> _Data entries_:
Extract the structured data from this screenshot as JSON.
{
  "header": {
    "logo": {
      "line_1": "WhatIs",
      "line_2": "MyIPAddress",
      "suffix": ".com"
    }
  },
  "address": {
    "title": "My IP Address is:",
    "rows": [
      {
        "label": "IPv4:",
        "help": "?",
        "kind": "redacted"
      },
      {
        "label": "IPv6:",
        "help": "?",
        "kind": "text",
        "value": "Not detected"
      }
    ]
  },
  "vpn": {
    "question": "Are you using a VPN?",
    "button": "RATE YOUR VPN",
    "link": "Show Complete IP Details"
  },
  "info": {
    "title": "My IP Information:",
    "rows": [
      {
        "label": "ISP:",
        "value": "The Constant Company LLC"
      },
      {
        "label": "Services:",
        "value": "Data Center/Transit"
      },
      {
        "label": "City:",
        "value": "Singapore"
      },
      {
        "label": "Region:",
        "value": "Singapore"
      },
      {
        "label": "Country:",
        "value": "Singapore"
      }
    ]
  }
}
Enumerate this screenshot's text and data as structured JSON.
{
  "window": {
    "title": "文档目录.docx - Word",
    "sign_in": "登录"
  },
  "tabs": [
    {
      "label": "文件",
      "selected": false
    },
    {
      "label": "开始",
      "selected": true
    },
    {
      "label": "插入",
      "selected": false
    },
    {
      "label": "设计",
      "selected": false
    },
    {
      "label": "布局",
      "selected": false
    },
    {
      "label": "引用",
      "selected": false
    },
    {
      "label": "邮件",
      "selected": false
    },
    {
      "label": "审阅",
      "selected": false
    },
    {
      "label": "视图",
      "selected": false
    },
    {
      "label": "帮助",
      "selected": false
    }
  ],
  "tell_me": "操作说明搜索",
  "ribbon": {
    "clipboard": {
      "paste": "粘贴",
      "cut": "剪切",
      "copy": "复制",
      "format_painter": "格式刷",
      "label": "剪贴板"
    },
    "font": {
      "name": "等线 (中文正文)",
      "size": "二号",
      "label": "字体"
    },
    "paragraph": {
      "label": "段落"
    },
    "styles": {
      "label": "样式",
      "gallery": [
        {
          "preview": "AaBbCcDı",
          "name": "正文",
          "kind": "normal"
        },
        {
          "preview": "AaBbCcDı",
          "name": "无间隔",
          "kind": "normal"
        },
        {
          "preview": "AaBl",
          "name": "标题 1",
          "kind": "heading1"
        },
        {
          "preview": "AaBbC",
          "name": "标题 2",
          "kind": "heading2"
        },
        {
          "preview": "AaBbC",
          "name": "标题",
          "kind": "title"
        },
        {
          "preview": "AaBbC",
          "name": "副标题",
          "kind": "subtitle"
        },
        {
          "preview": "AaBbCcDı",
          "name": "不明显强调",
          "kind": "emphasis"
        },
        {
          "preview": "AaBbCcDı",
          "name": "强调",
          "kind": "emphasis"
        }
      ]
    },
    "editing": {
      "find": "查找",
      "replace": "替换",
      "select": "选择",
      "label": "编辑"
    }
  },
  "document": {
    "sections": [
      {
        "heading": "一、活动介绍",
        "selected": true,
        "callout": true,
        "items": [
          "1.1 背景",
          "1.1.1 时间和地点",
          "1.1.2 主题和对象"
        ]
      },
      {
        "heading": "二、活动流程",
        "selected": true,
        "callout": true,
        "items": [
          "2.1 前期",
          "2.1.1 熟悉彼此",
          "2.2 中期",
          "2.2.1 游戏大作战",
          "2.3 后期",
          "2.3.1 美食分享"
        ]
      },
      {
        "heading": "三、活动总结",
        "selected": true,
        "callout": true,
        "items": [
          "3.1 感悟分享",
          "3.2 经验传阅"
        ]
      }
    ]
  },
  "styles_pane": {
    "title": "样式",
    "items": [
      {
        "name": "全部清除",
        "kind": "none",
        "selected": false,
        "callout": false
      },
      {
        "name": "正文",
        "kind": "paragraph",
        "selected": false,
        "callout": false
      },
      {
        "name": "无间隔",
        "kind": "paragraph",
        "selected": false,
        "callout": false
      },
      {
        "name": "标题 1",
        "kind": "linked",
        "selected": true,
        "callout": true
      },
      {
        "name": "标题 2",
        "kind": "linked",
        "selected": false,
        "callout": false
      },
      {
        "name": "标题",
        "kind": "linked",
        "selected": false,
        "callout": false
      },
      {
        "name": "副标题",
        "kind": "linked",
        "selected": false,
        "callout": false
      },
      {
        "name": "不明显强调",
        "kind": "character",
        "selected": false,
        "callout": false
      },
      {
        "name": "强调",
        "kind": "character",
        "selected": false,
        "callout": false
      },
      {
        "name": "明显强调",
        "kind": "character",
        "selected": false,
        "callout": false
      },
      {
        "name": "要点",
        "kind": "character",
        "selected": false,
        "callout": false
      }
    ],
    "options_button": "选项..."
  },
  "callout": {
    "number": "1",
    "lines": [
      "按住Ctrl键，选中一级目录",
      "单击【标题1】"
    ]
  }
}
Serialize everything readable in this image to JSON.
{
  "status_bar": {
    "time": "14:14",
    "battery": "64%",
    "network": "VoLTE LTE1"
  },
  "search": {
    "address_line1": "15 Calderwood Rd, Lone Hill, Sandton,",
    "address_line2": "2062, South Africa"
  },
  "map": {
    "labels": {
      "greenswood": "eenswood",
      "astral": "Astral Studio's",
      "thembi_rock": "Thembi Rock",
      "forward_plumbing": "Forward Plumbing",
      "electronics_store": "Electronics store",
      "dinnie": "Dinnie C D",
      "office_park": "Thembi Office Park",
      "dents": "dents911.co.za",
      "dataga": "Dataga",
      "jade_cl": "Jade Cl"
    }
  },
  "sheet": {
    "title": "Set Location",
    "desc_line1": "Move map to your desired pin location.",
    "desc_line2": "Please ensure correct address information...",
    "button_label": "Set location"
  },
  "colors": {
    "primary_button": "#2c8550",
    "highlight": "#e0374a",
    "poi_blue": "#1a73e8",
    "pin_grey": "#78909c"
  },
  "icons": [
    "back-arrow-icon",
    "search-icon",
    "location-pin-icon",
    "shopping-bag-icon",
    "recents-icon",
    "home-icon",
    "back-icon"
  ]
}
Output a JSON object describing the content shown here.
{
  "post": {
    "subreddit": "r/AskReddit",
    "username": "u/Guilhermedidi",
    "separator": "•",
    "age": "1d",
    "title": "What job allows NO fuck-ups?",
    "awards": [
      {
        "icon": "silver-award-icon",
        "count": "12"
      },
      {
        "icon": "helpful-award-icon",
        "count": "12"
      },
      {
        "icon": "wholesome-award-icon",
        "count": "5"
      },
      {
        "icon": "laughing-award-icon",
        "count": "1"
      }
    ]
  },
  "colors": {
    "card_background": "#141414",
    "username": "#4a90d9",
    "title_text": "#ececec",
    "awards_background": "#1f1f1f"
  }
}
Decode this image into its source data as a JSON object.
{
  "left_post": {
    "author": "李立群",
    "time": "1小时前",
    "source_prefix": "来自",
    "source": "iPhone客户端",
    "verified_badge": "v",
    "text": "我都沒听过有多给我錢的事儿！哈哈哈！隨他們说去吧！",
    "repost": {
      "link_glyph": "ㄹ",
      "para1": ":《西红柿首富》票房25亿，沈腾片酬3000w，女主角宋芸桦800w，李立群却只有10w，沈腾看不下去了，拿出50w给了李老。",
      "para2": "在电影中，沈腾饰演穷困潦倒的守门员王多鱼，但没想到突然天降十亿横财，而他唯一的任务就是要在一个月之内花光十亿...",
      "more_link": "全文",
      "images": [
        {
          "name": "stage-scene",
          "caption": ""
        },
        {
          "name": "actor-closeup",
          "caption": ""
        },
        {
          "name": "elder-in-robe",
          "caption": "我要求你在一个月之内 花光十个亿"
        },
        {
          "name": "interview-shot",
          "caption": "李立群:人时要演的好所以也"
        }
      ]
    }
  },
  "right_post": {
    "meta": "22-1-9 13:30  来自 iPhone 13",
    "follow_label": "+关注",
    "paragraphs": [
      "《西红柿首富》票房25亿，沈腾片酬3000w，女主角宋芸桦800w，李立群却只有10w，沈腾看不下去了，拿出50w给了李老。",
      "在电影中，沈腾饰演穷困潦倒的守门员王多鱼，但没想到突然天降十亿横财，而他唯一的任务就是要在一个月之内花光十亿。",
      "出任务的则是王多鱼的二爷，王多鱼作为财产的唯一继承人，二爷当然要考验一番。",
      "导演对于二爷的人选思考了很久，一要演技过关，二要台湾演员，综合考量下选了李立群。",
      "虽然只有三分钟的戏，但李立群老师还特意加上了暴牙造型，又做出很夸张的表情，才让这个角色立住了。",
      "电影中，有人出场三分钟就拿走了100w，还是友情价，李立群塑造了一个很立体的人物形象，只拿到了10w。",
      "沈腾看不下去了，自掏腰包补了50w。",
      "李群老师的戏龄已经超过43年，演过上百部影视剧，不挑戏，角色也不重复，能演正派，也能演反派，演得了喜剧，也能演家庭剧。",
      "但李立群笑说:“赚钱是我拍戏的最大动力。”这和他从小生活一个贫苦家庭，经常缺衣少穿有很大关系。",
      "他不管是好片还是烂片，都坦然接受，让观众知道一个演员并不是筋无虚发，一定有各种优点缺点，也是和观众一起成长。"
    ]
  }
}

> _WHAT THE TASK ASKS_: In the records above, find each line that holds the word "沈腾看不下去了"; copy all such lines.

> _RESPONSE FOR THIS EXERCISE_:
      "para1": ":《西红柿首富》票房25亿，沈腾片酬3000w，女主角宋芸桦800w，李立群却只有10w，沈腾看不下去了，拿出50w给了李老。",
      "《西红柿首富》票房25亿，沈腾片酬3000w，女主角宋芸桦800w，李立群却只有10w，沈腾看不下去了，拿出50w给了李老。",
      "沈腾看不下去了，自掏腰包补了50w。",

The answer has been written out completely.